(Component data from apps and pages)
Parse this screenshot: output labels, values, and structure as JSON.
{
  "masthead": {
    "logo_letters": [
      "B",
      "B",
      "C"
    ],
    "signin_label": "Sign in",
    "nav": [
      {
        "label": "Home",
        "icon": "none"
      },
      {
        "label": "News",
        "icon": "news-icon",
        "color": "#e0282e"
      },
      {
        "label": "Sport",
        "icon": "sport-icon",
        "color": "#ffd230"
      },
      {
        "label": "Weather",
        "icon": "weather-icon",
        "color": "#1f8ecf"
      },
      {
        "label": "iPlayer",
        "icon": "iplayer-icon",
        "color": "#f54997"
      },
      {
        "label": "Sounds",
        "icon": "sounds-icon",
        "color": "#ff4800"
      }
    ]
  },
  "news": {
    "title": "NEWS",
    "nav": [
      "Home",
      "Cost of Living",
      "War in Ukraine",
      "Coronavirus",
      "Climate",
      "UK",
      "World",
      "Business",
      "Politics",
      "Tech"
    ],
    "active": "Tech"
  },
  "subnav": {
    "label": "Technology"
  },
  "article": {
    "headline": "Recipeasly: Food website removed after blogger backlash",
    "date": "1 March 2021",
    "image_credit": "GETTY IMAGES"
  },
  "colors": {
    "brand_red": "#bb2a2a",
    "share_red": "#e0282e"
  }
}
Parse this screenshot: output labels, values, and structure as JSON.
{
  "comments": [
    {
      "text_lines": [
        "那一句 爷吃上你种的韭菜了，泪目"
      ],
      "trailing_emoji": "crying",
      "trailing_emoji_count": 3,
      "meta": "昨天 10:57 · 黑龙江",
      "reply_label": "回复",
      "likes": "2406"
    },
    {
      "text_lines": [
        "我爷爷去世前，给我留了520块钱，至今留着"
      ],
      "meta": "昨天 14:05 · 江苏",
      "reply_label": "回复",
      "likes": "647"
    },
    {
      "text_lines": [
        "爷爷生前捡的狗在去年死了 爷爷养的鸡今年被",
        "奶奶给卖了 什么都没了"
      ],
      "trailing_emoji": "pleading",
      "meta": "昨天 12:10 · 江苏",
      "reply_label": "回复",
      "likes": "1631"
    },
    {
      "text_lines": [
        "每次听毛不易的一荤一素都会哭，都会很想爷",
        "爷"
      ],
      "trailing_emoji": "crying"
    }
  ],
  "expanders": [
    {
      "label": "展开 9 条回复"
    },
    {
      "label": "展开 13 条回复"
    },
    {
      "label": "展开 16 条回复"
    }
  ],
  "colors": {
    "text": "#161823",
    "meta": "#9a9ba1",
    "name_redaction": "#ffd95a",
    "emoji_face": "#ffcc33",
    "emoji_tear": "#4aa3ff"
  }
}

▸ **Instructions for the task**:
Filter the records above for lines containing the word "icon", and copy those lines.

▸ **Response**:
        "icon": "none"
        "icon": "news-icon",
        "icon": "sport-icon",
        "icon": "weather-icon",
        "icon": "iplayer-icon",
        "icon": "sounds-icon",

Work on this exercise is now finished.